#### [EXERCISE INSTRUCTIONS]
Below are some records; copy them word for word and drop the pictures.

#### [INPUT MATERIAL]
BEGIN
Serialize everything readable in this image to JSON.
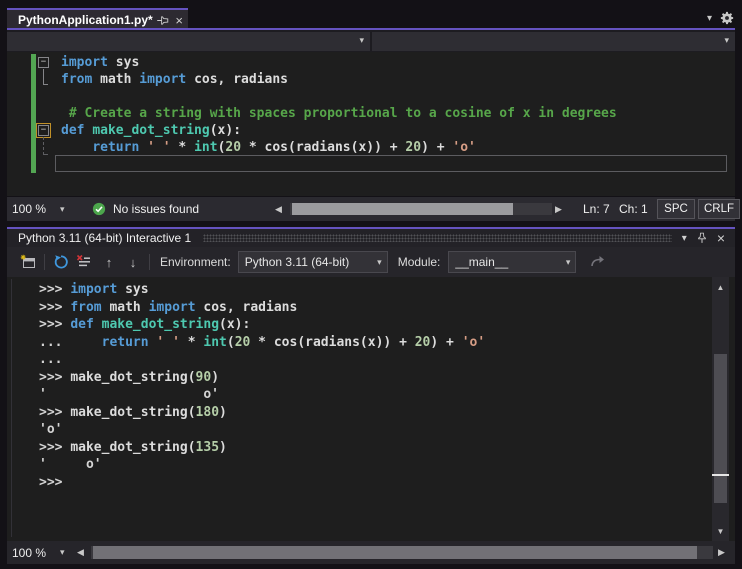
{
  "colors": {
    "accent": "#6553c0",
    "keyword": "#569cd6",
    "function": "#4ec9b0",
    "string": "#d69d85",
    "number": "#b5cea8",
    "comment": "#57a64a",
    "change_bar": "#53a653",
    "check_green": "#4ca64c"
  },
  "icons": {
    "chevron_down": "▾",
    "scroll_left": "◀",
    "scroll_right": "▶",
    "scroll_up": "▲",
    "scroll_down": "▼",
    "history_prev": "↑",
    "history_next": "↓",
    "close": "×",
    "fold_collapse": "−"
  },
  "tab_bar": {
    "active_tab": "PythonApplication1.py*"
  },
  "editor": {
    "lines": [
      [
        [
          "kw",
          "import"
        ],
        [
          "pl",
          " sys"
        ]
      ],
      [
        [
          "kw",
          "from"
        ],
        [
          "pl",
          " math "
        ],
        [
          "kw",
          "import"
        ],
        [
          "pl",
          " cos, radians"
        ]
      ],
      [],
      [
        [
          "com",
          " # Create a string with spaces proportional to a cosine of x in degrees"
        ]
      ],
      [
        [
          "kw",
          "def"
        ],
        [
          "pl",
          " "
        ],
        [
          "fn",
          "make_dot_string"
        ],
        [
          "pl",
          "(x):"
        ]
      ],
      [
        [
          "pl",
          "    "
        ],
        [
          "kw",
          "return"
        ],
        [
          "pl",
          " "
        ],
        [
          "str",
          "' '"
        ],
        [
          "pl",
          " * "
        ],
        [
          "fn",
          "int"
        ],
        [
          "pl",
          "("
        ],
        [
          "num",
          "20"
        ],
        [
          "pl",
          " * cos(radians(x)) + "
        ],
        [
          "num",
          "20"
        ],
        [
          "pl",
          ") + "
        ],
        [
          "str",
          "'o'"
        ]
      ],
      []
    ]
  },
  "editor_status": {
    "zoom": "100 %",
    "status": "No issues found",
    "line": "Ln: 7",
    "column": "Ch: 1",
    "spaces": "SPC",
    "line_ending": "CRLF"
  },
  "interactive": {
    "title": "Python 3.11 (64-bit) Interactive 1",
    "environment_label": "Environment:",
    "environment_value": "Python 3.11 (64-bit)",
    "module_label": "Module:",
    "module_value": "__main__",
    "zoom": "100 %",
    "lines": [
      [
        [
          "pr",
          ">>> "
        ],
        [
          "kw",
          "import"
        ],
        [
          "pl",
          " sys"
        ]
      ],
      [
        [
          "pr",
          ">>> "
        ],
        [
          "kw",
          "from"
        ],
        [
          "pl",
          " math "
        ],
        [
          "kw",
          "import"
        ],
        [
          "pl",
          " cos, radians"
        ]
      ],
      [
        [
          "pr",
          ">>> "
        ],
        [
          "kw",
          "def"
        ],
        [
          "pl",
          " "
        ],
        [
          "fn",
          "make_dot_string"
        ],
        [
          "pl",
          "(x):"
        ]
      ],
      [
        [
          "pr",
          "... "
        ],
        [
          "pl",
          "    "
        ],
        [
          "kw",
          "return"
        ],
        [
          "pl",
          " "
        ],
        [
          "str",
          "' '"
        ],
        [
          "pl",
          " * "
        ],
        [
          "fn",
          "int"
        ],
        [
          "pl",
          "("
        ],
        [
          "num",
          "20"
        ],
        [
          "pl",
          " * cos(radians(x)) + "
        ],
        [
          "num",
          "20"
        ],
        [
          "pl",
          ") + "
        ],
        [
          "str",
          "'o'"
        ]
      ],
      [
        [
          "pr",
          "... "
        ]
      ],
      [
        [
          "pr",
          ">>> "
        ],
        [
          "pl",
          "make_dot_string("
        ],
        [
          "num",
          "90"
        ],
        [
          "pl",
          ")"
        ]
      ],
      [
        [
          "out",
          "'                    o'"
        ]
      ],
      [
        [
          "pr",
          ">>> "
        ],
        [
          "pl",
          "make_dot_string("
        ],
        [
          "num",
          "180"
        ],
        [
          "pl",
          ")"
        ]
      ],
      [
        [
          "out",
          "'o'"
        ]
      ],
      [
        [
          "pr",
          ">>> "
        ],
        [
          "pl",
          "make_dot_string("
        ],
        [
          "num",
          "135"
        ],
        [
          "pl",
          ")"
        ]
      ],
      [
        [
          "out",
          "'     o'"
        ]
      ],
      [
        [
          "pr",
          ">>> "
        ]
      ]
    ]
  }
}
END
#### [SOLUTION BELOW]
Serialize everything readable in this image to JSON.
{
  "colors": {
    "accent": "#6553c0",
    "keyword": "#569cd6",
    "function": "#4ec9b0",
    "string": "#d69d85",
    "number": "#b5cea8",
    "comment": "#57a64a",
    "change_bar": "#53a653",
    "check_green": "#4ca64c"
  },
  "icons": {
    "chevron_down": "▾",
    "scroll_left": "◀",
    "scroll_right": "▶",
    "scroll_up": "▲",
    "scroll_down": "▼",
    "history_prev": "↑",
    "history_next": "↓",
    "close": "×",
    "fold_collapse": "−"
  },
  "tab_bar": {
    "active_tab": "PythonApplication1.py*"
  },
  "editor": {
    "lines": [
      [
        [
          "kw",
          "import"
        ],
        [
          "pl",
          " sys"
        ]
      ],
      [
        [
          "kw",
          "from"
        ],
        [
          "pl",
          " math "
        ],
        [
          "kw",
          "import"
        ],
        [
          "pl",
          " cos, radians"
        ]
      ],
      [],
      [
        [
          "com",
          " # Create a string with spaces proportional to a cosine of x in degrees"
        ]
      ],
      [
        [
          "kw",
          "def"
        ],
        [
          "pl",
          " "
        ],
        [
          "fn",
          "make_dot_string"
        ],
        [
          "pl",
          "(x):"
        ]
      ],
      [
        [
          "pl",
          "    "
        ],
        [
          "kw",
          "return"
        ],
        [
          "pl",
          " "
        ],
        [
          "str",
          "' '"
        ],
        [
          "pl",
          " * "
        ],
        [
          "fn",
          "int"
        ],
        [
          "pl",
          "("
        ],
        [
          "num",
          "20"
        ],
        [
          "pl",
          " * cos(radians(x)) + "
        ],
        [
          "num",
          "20"
        ],
        [
          "pl",
          ") + "
        ],
        [
          "str",
          "'o'"
        ]
      ],
      []
    ]
  },
  "editor_status": {
    "zoom": "100 %",
    "status": "No issues found",
    "line": "Ln: 7",
    "column": "Ch: 1",
    "spaces": "SPC",
    "line_ending": "CRLF"
  },
  "interactive": {
    "title": "Python 3.11 (64-bit) Interactive 1",
    "environment_label": "Environment:",
    "environment_value": "Python 3.11 (64-bit)",
    "module_label": "Module:",
    "module_value": "__main__",
    "zoom": "100 %",
    "lines": [
      [
        [
          "pr",
          ">>> "
        ],
        [
          "kw",
          "import"
        ],
        [
          "pl",
          " sys"
        ]
      ],
      [
        [
          "pr",
          ">>> "
        ],
        [
          "kw",
          "from"
        ],
        [
          "pl",
          " math "
        ],
        [
          "kw",
          "import"
        ],
        [
          "pl",
          " cos, radians"
        ]
      ],
      [
        [
          "pr",
          ">>> "
        ],
        [
          "kw",
          "def"
        ],
        [
          "pl",
          " "
        ],
        [
          "fn",
          "make_dot_string"
        ],
        [
          "pl",
          "(x):"
        ]
      ],
      [
        [
          "pr",
          "... "
        ],
        [
          "pl",
          "    "
        ],
        [
          "kw",
          "return"
        ],
        [
          "pl",
          " "
        ],
        [
          "str",
          "' '"
        ],
        [
          "pl",
          " * "
        ],
        [
          "fn",
          "int"
        ],
        [
          "pl",
          "("
        ],
        [
          "num",
          "20"
        ],
        [
          "pl",
          " * cos(radians(x)) + "
        ],
        [
          "num",
          "20"
        ],
        [
          "pl",
          ") + "
        ],
        [
          "str",
          "'o'"
        ]
      ],
      [
        [
          "pr",
          "... "
        ]
      ],
      [
        [
          "pr",
          ">>> "
        ],
        [
          "pl",
          "make_dot_string("
        ],
        [
          "num",
          "90"
        ],
        [
          "pl",
          ")"
        ]
      ],
      [
        [
          "out",
          "'                    o'"
        ]
      ],
      [
        [
          "pr",
          ">>> "
        ],
        [
          "pl",
          "make_dot_string("
        ],
        [
          "num",
          "180"
        ],
        [
          "pl",
          ")"
        ]
      ],
      [
        [
          "out",
          "'o'"
        ]
      ],
      [
        [
          "pr",
          ">>> "
        ],
        [
          "pl",
          "make_dot_string("
        ],
        [
          "num",
          "135"
        ],
        [
          "pl",
          ")"
        ]
      ],
      [
        [
          "out",
          "'     o'"
        ]
      ],
      [
        [
          "pr",
          ">>> "
        ]
      ]
    ]
  }
}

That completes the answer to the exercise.